Fires, burning logs, and lone firefighters with a single hose among ash and rubble.
These are the scenes depicted at “Out of the Ashes,” a new exhibition on the CZU Lighting Complex Fires at the Santa Cruz Museum of Art and History (MAH). Shmuel Thaler, a photojournalist with the Santa Cruz Sentinel, teamed up with Nikki Silva, a radio producer at NPR, to tell the stories of the survivors and highlight the effects of climate change.
“There’s this sense of how a catastrophe can affect your life and your community’s life in an instant, and change everything,” said Thaler, who also provided the photography for the exhibition.
Displayed at the exhibition are collections of burned items contrasted with ghost towns made of ash and bright orange flames that engulf vast landscapes. These visuals portray the frightening and destructive power that nature holds over California, especially wildfires fueled by climate change.
It’s a topic that Thaler has covered extensively in the past, noting his coverage of the Martin, Summit, and Trabing Fires, which all burned through Santa Cruz Country within three weeks of each other during the summer of 2008. At the time, these were seen as devastating fires but, according to Thaler, the CZU Lightning Complex Fire dwarfs them entirely in terms of ferocity.
This exhibition highlights that ferocity using a unique lens. Rather than using technical terms and numbers, the exhibition humanizes the fires. Burnt objects are scattered around the room, inviting the audience to get closer to the victims. The purpose of “Out of the Ashes” is to bring people’s life memories, both before and during the fire, to the forefront.
Putting together this exhibition required collaborative effort. Along with help from the MAH to find survivors, Silva and Thaler split the work to tie the exhibition together. Silva interviewed the survivors and got to know their experiences, while Thaler provided images to capture the emotion of their stories.
“Somehow the people bringing an artifact in that they found was this wonderful jumping off point, to begin to talk about their lives, what was important to them, their history and their house, their feelings about the fire,” Silva said.
There were all sorts of items in the exhibition, ranging from an old recipe box to a flute in a glass case to an ashen toy truck.
The truck belonged to Rolo, who was five at the time of the fire. Jennifer Cordery, Rolo’s grandmother, gave the truck — one of the few things that survived the fire — to the museum after her house burned. After Cordery explained to her grandson what had happened, his response, displayed at the exhibition, perfectly explained what “Out of the Ashes” is seeking to do.
Rolo said to his grandmother, “You know what can’t burn? The stories that you told me.”
Another item stood out to a young student named Amalie who was at the exhibition, an old can of butter.
“It didn’t look like butter anymore,” Amalie (who did not provide a last name) explained.
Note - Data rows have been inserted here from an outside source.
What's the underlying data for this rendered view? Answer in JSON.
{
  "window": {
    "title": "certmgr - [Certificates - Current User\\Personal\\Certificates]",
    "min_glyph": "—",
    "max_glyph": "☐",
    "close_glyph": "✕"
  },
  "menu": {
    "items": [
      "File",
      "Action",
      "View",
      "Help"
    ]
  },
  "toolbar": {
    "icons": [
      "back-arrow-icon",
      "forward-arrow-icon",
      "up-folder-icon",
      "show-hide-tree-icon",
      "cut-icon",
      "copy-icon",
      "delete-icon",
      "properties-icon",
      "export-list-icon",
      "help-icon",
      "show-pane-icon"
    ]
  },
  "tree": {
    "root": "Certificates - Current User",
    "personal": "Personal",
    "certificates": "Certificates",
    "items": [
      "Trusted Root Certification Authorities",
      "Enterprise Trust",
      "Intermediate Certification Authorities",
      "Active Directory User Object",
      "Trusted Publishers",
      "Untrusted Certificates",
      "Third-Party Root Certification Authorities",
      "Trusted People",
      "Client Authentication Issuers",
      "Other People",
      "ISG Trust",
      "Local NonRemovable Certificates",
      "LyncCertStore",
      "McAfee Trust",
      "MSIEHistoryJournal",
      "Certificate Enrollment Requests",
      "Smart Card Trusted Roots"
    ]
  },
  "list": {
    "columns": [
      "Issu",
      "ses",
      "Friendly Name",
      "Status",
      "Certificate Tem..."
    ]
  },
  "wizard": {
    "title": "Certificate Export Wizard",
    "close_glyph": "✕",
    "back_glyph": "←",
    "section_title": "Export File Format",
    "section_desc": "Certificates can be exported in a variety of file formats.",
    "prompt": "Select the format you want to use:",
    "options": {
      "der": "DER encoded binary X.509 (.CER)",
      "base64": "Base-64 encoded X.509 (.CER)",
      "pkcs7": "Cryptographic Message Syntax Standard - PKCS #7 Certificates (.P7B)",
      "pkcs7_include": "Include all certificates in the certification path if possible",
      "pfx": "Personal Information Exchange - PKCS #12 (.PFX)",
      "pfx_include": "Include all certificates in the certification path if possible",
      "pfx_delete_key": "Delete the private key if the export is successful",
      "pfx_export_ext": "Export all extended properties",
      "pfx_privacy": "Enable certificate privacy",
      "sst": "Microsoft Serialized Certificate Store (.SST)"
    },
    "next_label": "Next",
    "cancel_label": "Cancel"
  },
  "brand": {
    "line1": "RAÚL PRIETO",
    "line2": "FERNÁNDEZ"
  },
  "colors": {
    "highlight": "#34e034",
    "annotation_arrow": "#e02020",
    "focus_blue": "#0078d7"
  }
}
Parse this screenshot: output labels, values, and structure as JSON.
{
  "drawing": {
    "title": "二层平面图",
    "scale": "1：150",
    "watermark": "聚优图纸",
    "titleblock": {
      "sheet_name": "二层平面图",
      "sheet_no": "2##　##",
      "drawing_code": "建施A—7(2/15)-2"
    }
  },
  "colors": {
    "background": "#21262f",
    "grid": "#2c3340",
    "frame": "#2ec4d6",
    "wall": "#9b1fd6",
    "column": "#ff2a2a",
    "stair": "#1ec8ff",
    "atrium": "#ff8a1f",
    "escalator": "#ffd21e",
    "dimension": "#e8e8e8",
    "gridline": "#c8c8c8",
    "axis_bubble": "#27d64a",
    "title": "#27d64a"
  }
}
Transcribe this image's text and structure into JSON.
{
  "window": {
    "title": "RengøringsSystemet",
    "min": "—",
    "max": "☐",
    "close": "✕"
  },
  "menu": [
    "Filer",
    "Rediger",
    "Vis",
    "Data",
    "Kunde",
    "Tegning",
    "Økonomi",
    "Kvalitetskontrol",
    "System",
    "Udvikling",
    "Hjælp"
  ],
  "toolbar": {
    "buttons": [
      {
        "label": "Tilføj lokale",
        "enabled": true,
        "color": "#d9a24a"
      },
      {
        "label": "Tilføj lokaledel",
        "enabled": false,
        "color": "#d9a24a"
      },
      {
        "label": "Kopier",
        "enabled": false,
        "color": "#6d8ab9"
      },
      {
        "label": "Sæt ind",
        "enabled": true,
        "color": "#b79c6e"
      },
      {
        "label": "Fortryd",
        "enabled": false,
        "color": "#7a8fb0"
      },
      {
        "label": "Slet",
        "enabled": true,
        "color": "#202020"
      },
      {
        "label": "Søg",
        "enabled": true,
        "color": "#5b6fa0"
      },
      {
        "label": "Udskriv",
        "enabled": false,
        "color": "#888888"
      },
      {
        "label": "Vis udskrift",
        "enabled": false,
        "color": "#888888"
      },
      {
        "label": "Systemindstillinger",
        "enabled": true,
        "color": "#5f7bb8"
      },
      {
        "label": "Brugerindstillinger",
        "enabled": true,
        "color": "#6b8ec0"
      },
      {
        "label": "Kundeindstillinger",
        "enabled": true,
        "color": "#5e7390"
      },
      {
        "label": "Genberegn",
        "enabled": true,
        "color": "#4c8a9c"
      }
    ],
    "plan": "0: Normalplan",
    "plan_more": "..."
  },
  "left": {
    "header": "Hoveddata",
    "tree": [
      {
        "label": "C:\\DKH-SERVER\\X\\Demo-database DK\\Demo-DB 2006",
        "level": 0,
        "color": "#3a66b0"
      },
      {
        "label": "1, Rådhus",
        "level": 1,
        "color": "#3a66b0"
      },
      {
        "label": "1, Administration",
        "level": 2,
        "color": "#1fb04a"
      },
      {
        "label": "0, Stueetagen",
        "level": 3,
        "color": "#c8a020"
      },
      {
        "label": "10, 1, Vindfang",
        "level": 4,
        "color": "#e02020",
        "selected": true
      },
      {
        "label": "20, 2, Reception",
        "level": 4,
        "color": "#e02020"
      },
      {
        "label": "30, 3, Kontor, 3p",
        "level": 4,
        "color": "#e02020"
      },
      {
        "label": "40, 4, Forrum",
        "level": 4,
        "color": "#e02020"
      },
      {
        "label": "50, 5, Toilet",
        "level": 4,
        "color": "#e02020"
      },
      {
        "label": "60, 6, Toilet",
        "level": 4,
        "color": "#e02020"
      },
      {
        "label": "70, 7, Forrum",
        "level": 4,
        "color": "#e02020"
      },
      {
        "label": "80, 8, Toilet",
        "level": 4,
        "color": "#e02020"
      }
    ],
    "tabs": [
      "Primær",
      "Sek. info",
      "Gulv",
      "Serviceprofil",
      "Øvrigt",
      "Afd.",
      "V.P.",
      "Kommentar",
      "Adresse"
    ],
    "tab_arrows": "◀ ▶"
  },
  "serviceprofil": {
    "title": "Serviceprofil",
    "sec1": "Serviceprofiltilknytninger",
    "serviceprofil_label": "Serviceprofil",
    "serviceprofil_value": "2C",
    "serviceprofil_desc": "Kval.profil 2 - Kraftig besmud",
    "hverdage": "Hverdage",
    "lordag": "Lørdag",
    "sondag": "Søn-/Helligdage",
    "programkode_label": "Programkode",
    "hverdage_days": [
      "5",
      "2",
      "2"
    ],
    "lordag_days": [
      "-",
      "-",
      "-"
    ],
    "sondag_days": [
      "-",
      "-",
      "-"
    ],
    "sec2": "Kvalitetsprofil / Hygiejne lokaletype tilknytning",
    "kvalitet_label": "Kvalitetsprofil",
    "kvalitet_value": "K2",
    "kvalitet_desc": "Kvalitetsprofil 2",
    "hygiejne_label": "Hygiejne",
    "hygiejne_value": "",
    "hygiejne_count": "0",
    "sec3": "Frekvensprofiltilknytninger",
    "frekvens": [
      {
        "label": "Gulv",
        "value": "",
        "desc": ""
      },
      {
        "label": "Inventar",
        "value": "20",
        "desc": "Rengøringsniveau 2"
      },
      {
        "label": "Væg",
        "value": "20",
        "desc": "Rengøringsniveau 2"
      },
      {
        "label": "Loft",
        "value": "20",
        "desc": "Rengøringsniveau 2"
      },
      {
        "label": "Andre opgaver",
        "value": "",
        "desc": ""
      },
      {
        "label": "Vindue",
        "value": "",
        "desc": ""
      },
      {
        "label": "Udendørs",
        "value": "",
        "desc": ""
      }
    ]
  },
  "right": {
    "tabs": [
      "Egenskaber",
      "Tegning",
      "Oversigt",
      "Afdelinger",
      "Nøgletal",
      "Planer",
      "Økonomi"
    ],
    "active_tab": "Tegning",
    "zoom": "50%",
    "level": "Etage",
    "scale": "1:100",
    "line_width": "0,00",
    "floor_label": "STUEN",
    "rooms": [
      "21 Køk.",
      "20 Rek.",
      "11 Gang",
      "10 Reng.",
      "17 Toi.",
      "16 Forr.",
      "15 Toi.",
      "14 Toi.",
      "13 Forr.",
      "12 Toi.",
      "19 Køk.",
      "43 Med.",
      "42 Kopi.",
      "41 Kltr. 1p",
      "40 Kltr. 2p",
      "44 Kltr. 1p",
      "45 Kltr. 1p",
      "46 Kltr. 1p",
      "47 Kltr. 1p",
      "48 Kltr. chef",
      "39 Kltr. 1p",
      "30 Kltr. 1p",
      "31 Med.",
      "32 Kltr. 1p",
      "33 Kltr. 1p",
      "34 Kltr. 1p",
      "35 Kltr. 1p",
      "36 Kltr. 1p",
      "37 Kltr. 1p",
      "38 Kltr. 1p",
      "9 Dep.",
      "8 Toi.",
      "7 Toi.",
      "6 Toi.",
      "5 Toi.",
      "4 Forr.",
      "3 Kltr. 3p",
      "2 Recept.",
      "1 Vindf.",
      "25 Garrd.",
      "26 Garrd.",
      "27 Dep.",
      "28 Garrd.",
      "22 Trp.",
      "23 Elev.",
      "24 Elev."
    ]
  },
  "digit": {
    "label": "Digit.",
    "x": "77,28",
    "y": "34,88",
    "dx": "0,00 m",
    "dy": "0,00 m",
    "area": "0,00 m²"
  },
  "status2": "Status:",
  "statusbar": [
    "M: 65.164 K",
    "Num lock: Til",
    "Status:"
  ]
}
So many of the objects look like this, making it easy to forget that these artifacts are only from last year.
When asked what she took away from the exhibition, Amalie’s response was, again, simple.
“How much a fire can destroy.”